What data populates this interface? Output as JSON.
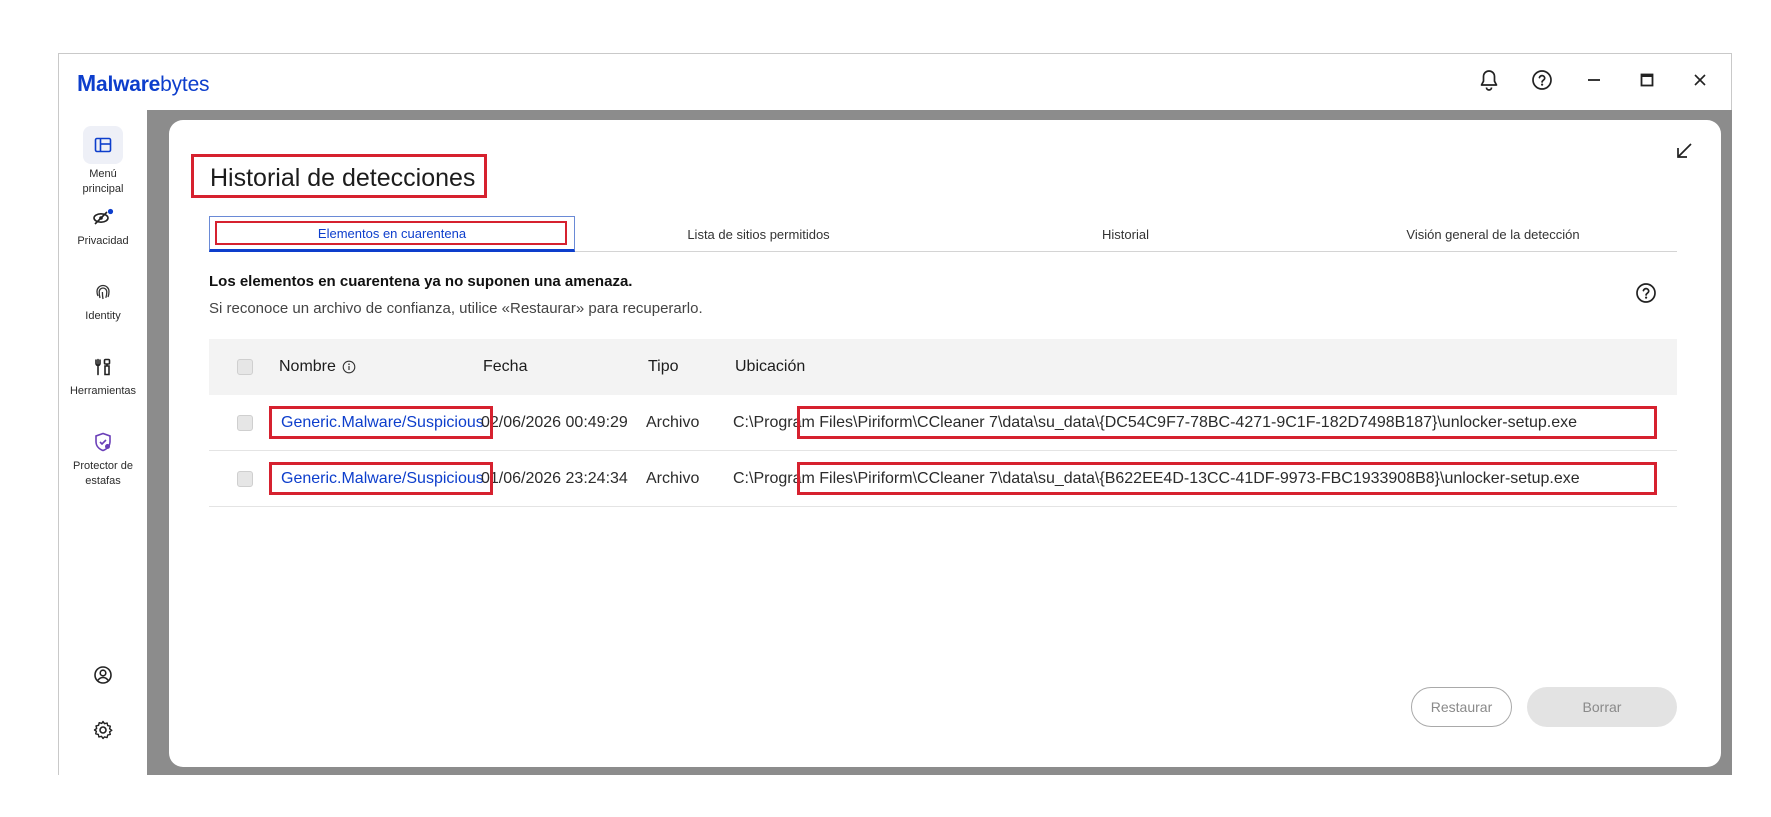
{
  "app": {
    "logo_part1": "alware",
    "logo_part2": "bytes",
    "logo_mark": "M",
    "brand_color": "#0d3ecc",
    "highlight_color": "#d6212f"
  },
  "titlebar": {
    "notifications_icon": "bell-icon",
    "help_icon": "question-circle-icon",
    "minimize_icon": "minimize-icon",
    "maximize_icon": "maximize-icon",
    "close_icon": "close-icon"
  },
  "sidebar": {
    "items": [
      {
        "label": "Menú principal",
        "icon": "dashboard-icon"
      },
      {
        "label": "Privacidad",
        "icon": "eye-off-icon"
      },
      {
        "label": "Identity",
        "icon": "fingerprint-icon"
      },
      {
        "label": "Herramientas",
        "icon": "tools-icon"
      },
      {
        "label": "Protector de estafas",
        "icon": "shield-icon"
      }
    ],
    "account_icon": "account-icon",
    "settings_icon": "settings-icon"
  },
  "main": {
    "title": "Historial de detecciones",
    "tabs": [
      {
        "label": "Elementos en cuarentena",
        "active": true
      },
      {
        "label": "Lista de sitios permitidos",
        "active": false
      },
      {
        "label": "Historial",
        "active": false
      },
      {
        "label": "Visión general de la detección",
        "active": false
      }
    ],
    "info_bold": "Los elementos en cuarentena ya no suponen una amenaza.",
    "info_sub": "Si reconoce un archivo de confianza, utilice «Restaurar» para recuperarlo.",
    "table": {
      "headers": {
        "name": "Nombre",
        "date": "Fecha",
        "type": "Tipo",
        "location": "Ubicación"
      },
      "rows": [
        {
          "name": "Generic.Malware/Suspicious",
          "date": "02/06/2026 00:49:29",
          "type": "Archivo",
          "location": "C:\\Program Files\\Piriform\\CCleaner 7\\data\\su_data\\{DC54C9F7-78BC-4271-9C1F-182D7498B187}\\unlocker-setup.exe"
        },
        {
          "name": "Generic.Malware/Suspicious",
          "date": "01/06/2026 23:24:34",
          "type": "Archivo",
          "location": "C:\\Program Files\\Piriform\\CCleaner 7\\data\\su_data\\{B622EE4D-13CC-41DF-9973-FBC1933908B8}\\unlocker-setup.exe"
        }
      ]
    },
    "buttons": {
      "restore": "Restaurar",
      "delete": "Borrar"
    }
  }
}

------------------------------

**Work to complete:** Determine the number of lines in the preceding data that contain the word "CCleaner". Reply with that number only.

**Exercise solution:** 2